Go in there and tell your friends what's up, Torn. Don't make a big deal out of your feelings and your reasons and your explanations; that's adding drama to the pot. Just shoot it to them straight: you need a complete break from raiding for a while. Then go put your feet up somewhere and enjoy the time off ... We'll see you again in Cataclysm.
Drama Mama Robin: Torn, if these really are your friends, they will understand if you tell them you need a break. And if they don't, they'll get over it. You aren't playing for them. You are playing for you, just like they are playing for themselves. Here are a few tips for making this easier:
- Keep it simple. As Lisa said, the more straightforward and concise you are, the less drama you will cause.
- Give them a return date. Think about how much of a vacation you want to take (a month? two months?) and tell them when you'll be back after that. If you like, say you'll only be back one night a week for a while when you do return. Giving them a date to look forward to will make them realize you intend to return rather than have this just be a way to bail on them permanently.

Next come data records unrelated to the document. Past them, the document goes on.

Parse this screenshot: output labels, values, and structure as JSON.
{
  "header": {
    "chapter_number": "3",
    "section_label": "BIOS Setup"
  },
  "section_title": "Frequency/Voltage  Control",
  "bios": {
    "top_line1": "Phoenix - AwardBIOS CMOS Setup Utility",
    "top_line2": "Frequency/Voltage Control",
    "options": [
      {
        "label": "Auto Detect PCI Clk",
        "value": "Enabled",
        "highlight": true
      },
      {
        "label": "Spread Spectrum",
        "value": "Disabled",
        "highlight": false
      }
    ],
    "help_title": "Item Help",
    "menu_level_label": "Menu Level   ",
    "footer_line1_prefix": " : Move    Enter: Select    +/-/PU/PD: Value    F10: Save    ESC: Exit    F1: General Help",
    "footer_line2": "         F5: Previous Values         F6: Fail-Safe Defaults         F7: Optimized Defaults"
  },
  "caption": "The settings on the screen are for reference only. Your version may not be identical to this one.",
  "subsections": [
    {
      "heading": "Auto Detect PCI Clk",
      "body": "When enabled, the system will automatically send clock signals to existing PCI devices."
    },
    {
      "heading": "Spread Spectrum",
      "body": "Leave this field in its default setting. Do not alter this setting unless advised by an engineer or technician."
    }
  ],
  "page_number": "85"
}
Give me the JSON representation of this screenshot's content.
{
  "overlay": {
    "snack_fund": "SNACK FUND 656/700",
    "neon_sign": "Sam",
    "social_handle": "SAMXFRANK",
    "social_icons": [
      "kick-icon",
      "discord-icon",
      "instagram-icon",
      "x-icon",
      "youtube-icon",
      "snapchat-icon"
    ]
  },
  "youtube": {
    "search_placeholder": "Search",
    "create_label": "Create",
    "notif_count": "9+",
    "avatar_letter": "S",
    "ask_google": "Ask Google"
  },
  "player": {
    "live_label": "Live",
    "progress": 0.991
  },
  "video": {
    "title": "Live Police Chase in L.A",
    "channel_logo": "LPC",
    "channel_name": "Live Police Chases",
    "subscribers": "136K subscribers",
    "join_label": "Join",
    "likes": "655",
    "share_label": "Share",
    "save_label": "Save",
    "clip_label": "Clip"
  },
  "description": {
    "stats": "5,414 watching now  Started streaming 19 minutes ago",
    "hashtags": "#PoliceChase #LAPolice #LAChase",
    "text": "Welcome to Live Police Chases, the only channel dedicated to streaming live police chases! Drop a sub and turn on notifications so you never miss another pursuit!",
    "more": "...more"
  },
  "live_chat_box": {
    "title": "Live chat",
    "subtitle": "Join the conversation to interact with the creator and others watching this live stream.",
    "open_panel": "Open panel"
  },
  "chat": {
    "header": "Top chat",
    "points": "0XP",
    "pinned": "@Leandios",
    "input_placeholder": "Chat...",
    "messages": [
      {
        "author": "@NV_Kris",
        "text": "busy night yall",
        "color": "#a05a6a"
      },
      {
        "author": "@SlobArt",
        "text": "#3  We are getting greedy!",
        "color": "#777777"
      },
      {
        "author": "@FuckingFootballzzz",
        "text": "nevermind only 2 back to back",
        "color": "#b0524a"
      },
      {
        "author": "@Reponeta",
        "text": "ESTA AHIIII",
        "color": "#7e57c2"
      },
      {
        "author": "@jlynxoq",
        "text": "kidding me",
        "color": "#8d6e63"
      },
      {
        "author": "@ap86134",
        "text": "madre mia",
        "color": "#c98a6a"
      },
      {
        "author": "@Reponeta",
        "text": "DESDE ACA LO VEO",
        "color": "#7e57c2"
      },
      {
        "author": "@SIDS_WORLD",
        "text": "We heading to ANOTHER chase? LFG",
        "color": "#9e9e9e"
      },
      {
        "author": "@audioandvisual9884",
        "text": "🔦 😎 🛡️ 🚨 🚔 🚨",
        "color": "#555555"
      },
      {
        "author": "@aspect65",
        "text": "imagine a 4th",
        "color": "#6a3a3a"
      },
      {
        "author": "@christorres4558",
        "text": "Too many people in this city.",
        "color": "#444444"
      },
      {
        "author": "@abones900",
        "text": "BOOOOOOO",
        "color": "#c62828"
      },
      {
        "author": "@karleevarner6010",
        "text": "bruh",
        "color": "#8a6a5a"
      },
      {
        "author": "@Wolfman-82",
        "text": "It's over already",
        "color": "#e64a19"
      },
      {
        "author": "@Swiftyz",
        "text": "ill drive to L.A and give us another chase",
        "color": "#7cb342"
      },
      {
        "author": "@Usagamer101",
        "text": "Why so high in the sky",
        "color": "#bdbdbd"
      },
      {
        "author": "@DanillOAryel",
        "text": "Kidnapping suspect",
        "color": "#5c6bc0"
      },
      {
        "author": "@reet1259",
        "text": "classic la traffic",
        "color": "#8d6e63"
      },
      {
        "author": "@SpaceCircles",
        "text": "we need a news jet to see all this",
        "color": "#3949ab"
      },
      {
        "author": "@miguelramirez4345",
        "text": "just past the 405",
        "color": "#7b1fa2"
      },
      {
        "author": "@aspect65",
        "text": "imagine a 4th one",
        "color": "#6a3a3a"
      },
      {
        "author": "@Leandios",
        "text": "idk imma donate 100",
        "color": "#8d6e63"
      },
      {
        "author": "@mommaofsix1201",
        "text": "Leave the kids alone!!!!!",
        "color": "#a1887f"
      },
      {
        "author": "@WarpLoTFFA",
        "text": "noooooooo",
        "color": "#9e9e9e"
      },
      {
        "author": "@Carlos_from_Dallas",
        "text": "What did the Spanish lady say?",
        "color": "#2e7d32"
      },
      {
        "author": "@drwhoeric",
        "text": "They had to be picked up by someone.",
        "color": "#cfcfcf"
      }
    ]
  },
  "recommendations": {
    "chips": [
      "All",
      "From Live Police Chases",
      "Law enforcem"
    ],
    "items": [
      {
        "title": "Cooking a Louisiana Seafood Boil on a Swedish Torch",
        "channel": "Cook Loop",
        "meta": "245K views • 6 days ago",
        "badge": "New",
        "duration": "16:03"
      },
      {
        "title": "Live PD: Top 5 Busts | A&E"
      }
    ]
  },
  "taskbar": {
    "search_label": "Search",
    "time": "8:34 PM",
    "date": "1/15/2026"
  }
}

- Don't sweat it if you have to extend the return date. You aren't signing a contract. Just give them a new day and go back to chilling.
- Play elsewhere. If you really want a break from raiding and to lessen your guilt, go play on another server. You'll enjoy your playtime more if you aren't in fear of a whisper telling you how poorly the raid is doing without you.
If they feel they can't go on without you, a break from raiding isn't going to hurt them. And you will probably all enjoy it more when you return. Relax and have fun!
Drama Buster of the Week: Emoticons ("smilies") lend emotion to your chat and ensure others know when you are just kidding. Even if you're not the perky, smiley type, a smattering of emoticons in your chat text covers your bases and can prevent hurt feelings. Pro tip: Beware of the hidden dangers of "LOL," which can just as easily be taken to mean you are laughing at someone instead of with him.
Remember, your mama wouldn't want to see your name on any drama. Play nice ... and when in doubt, ask the Drama Mamas at DramaMamas@WoW.com.